    • Terror, Law and Biopolitics: What is the relation between terror, law and bio-politics? Or what would constitute the jurisprudence of emergency or exception in South Asia today? Put another way, we need to explore fully the law-society relationship between the pre and post 9/11 forms of wars of, and wars against ‘terror.’ How may have the South Asian studies tradition, at all, addressed ‘terror?’
    • Movements of autonomy and secession: The South Asian experience remains marked by constitutional and ‘extra’-constitutionalinsurgencies. How has the construction of the political been conceptualized and narrated in law and society studies tradition in the ‘region?’ How does militarization of protest and of governance proceed to reproduce new forms of ‘barelife?’

call for papers| instructions for submission

Instructions for submission of papers

The Steering Group particularly welcomes the submission of pre-formed panel proposals.

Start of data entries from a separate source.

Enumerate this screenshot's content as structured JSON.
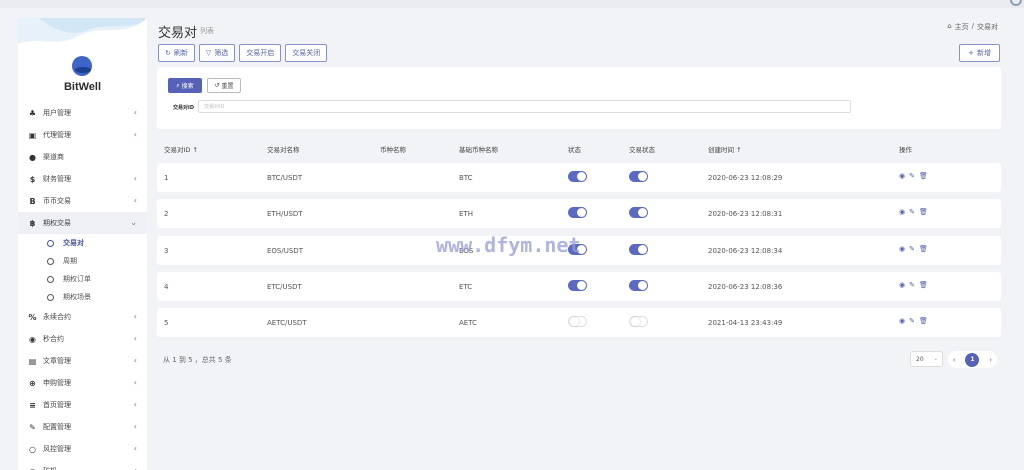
{
  "app": {
    "brand": "BitWell"
  },
  "sidebar": {
    "items": [
      {
        "icon": "♣",
        "label": "用户管理",
        "chevron": "‹"
      },
      {
        "icon": "▣",
        "label": "代理管理",
        "chevron": "‹"
      },
      {
        "icon": "●",
        "label": "渠道商",
        "chevron": ""
      },
      {
        "icon": "$",
        "label": "财务管理",
        "chevron": "‹"
      },
      {
        "icon": "B",
        "label": "币币交易",
        "chevron": "‹"
      },
      {
        "icon": "฿",
        "label": "期权交易",
        "chevron": "⌄"
      }
    ],
    "sub_items": [
      {
        "label": "交易对"
      },
      {
        "label": "周期"
      },
      {
        "label": "期权订单"
      },
      {
        "label": "期权场景"
      }
    ],
    "items_after": [
      {
        "icon": "%",
        "label": "永续合约",
        "chevron": "‹"
      },
      {
        "icon": "◉",
        "label": "秒合约",
        "chevron": "‹"
      },
      {
        "icon": "▤",
        "label": "文章管理",
        "chevron": "‹"
      },
      {
        "icon": "⊕",
        "label": "申购管理",
        "chevron": "‹"
      },
      {
        "icon": "≡",
        "label": "首页管理",
        "chevron": "‹"
      },
      {
        "icon": "✎",
        "label": "配置管理",
        "chevron": "‹"
      },
      {
        "icon": "○",
        "label": "风控管理",
        "chevron": "‹"
      },
      {
        "icon": "○",
        "label": "矿机",
        "chevron": "‹"
      }
    ]
  },
  "header": {
    "title": "交易对",
    "subtitle": "列表",
    "breadcrumb": {
      "home_icon": "⌂",
      "home": "主页",
      "sep": "/",
      "current": "交易对"
    }
  },
  "toolbar": {
    "refresh": {
      "icon": "↻",
      "label": "刷新"
    },
    "filter": {
      "icon": "▽",
      "label": "筛选"
    },
    "open": {
      "label": "交易开启"
    },
    "close": {
      "label": "交易关闭"
    },
    "add": {
      "icon": "+",
      "label": "新增"
    }
  },
  "search": {
    "search_icon": "⌕",
    "search_label": "搜索",
    "reset_icon": "↺",
    "reset_label": "重置",
    "field_label": "交易对ID",
    "field_placeholder": "交易对ID"
  },
  "table": {
    "headers": {
      "id": "交易对ID ↑",
      "name": "交易对名称",
      "coin": "币种名称",
      "base": "基础币种名称",
      "status": "状态",
      "trade": "交易状态",
      "created": "创建时间 ↑",
      "ops": "操作"
    },
    "rows": [
      {
        "id": "1",
        "name": "BTC/USDT",
        "coin": "",
        "base": "BTC",
        "status": true,
        "trade": true,
        "created": "2020-06-23 12:08:29"
      },
      {
        "id": "2",
        "name": "ETH/USDT",
        "coin": "",
        "base": "ETH",
        "status": true,
        "trade": true,
        "created": "2020-06-23 12:08:31"
      },
      {
        "id": "3",
        "name": "EOS/USDT",
        "coin": "",
        "base": "EOS",
        "status": true,
        "trade": true,
        "created": "2020-06-23 12:08:34"
      },
      {
        "id": "4",
        "name": "ETC/USDT",
        "coin": "",
        "base": "ETC",
        "status": true,
        "trade": true,
        "created": "2020-06-23 12:08:36"
      },
      {
        "id": "5",
        "name": "AETC/USDT",
        "coin": "",
        "base": "AETC",
        "status": false,
        "trade": false,
        "created": "2021-04-13 23:43:49"
      }
    ],
    "action_icons": {
      "view": "◉",
      "edit": "✎",
      "delete": "🗑"
    }
  },
  "footer": {
    "info": "从 1 到 5 ，总共 5 条",
    "page_size": "20",
    "page_size_arrow": "⌄",
    "prev": "‹",
    "current_page": "1",
    "next": "›"
  },
  "watermark": "www.dfym.net",
  "colors": {
    "accent": "#5562b8",
    "toggle_on": "#5a6ac3"
  }
}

Individual proposals are welcome, as are proposals for full panels. Papers will also be considered on any related theme. 500 word abstracts should be submitted no later than 15th June, 2008. 500 word abstracts should be submitted to Pratiksha Baxi at lassnet [at] gmail [dot] com; abstracts may be in Word, WordPerfect, or RTF formats, following this order: author(s), affiliation, email address, title of abstract, body of abstract. We will get back to you within 8 weeks. If an abstract is accepted for the conference, a full draft paper should be submitted to the conference secretariat and distributed to the discussant and fellow panel members no later than 01 December 2008. The maximum duration of individual presentations within each panel will be 20 minutes.